Leaving my loyal friends, my school (where I had been doing particularly well), and basically my whole life and support system has been just plain depressing to tell the truth. When you think about it, starting at a new school in a new country with just years eleven and twelve to complete is always going to be tough.
“Why fit in when you were born to stand out?” A friend once told me this and I thought it applied especially well to me, someone who does things his own way rather than following the crowd. This has posed quite a problem to me here on the Gold Coast, as most of the Aussie teens I have met at school just have nothing in common with me. I just haven’t been able to find anyone with whom I can relate. It’s like I’m talking a different language which they can’t seem to understand.
During breaks at school I have wandered from group to group in an effort to find someone remotely like myself. While getting to know the various groups on the playground I was reminded of an American teen movie because of the various groups that could be found: There are the ‘plastics,’ a group of girls with fake tans and bleached hair that would talk about boys, clothes, hair, parties and other petty matters that made me want to vomit; Then there’s the group of guys who think they own the world. They throw their food, get drunk all the time and talk disrespectfully about girls. I clearly wouldn’t fit there either. The nerdy kids seem okay until you discover that they live their lives on their computer and rarely talk about anything else except maybe maths or science (which don’t really interest me). The emo kids consist of a gay guy, two lesbians, and some other strange people. This is where I fitted in the best, which is ironic because this would never have been the case in South Africa. The problem with the emo kids is that they’re all atheists and rebels and for anyone who knows me well, those are probably the last labels I’d be given.
After some long discussions my parents and I came to the decision that I needed to move schools, to somewhere that had other South Africans and a larger variety of personalities. I have chosen a school closer to home and I’m determined that I can make it work this time.
There is no doubt that moving has been incredibly difficult for my family and I, yet I don’t regret it. In South Africa I see the prices increasing and the electricity decreasing.

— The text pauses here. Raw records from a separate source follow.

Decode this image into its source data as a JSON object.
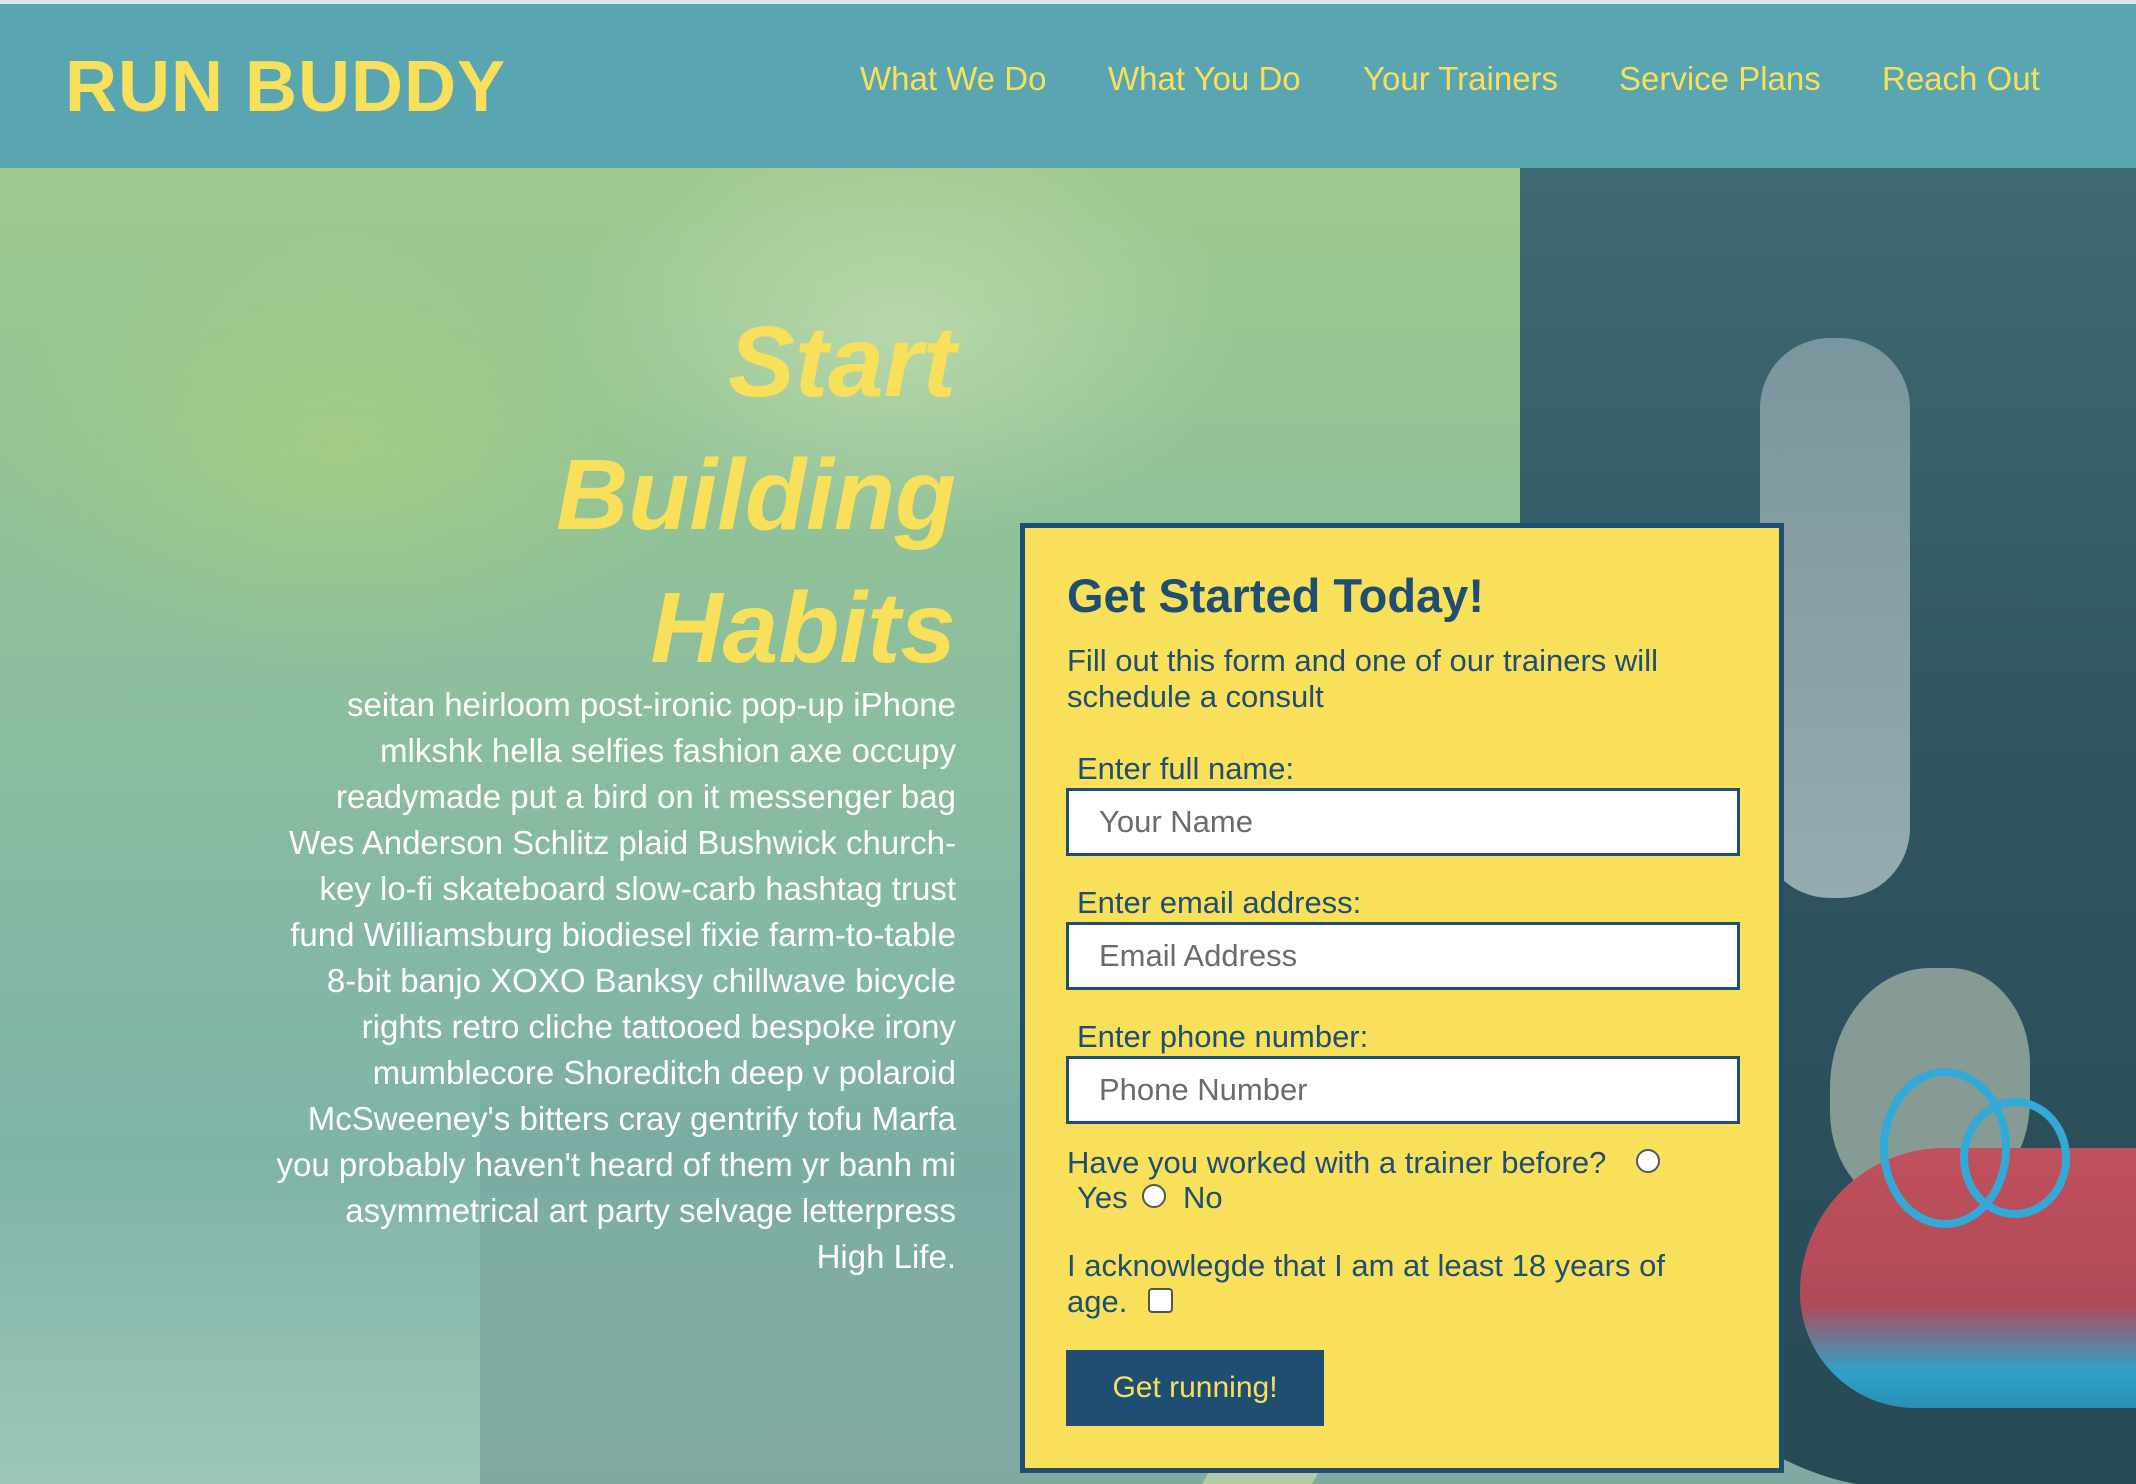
{
  "header": {
    "brand": "RUN BUDDY",
    "nav": [
      {
        "label": "What We Do"
      },
      {
        "label": "What You Do"
      },
      {
        "label": "Your Trainers"
      },
      {
        "label": "Service Plans"
      },
      {
        "label": "Reach Out"
      }
    ]
  },
  "hero": {
    "title_lines": [
      "Start",
      "Building",
      "Habits"
    ],
    "copy": "seitan heirloom post-ironic pop-up iPhone mlkshk hella selfies fashion axe occupy readymade put a bird on it messenger bag Wes Anderson Schlitz plaid Bushwick church-key lo-fi skateboard slow-carb hashtag trust fund Williamsburg biodiesel fixie farm-to-table 8-bit banjo XOXO Banksy chillwave bicycle rights retro cliche tattooed bespoke irony mumblecore Shoreditch deep v polaroid McSweeney's bitters cray gentrify tofu Marfa you probably haven't heard of them yr banh mi asymmetrical art party selvage letterpress High Life."
  },
  "form": {
    "title": "Get Started Today!",
    "subtitle": "Fill out this form and one of our trainers will schedule a consult",
    "name": {
      "label": "Enter full name:",
      "placeholder": "Your Name",
      "value": ""
    },
    "email": {
      "label": "Enter email address:",
      "placeholder": "Email Address",
      "value": ""
    },
    "phone": {
      "label": "Enter phone number:",
      "placeholder": "Phone Number",
      "value": ""
    },
    "trainer_question": "Have you worked with a trainer before?",
    "option_yes": "Yes",
    "option_no": "No",
    "age_ack": "I acknowlegde that I am at least 18 years of age.",
    "submit_label": "Get running!"
  },
  "colors": {
    "header_bg": "#5aa5b2",
    "accent_yellow": "#f9e05a",
    "navy": "#1e4e72"
  }
}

This reassures me that we have made the right decision. The tunnel is long, but there is light at the end.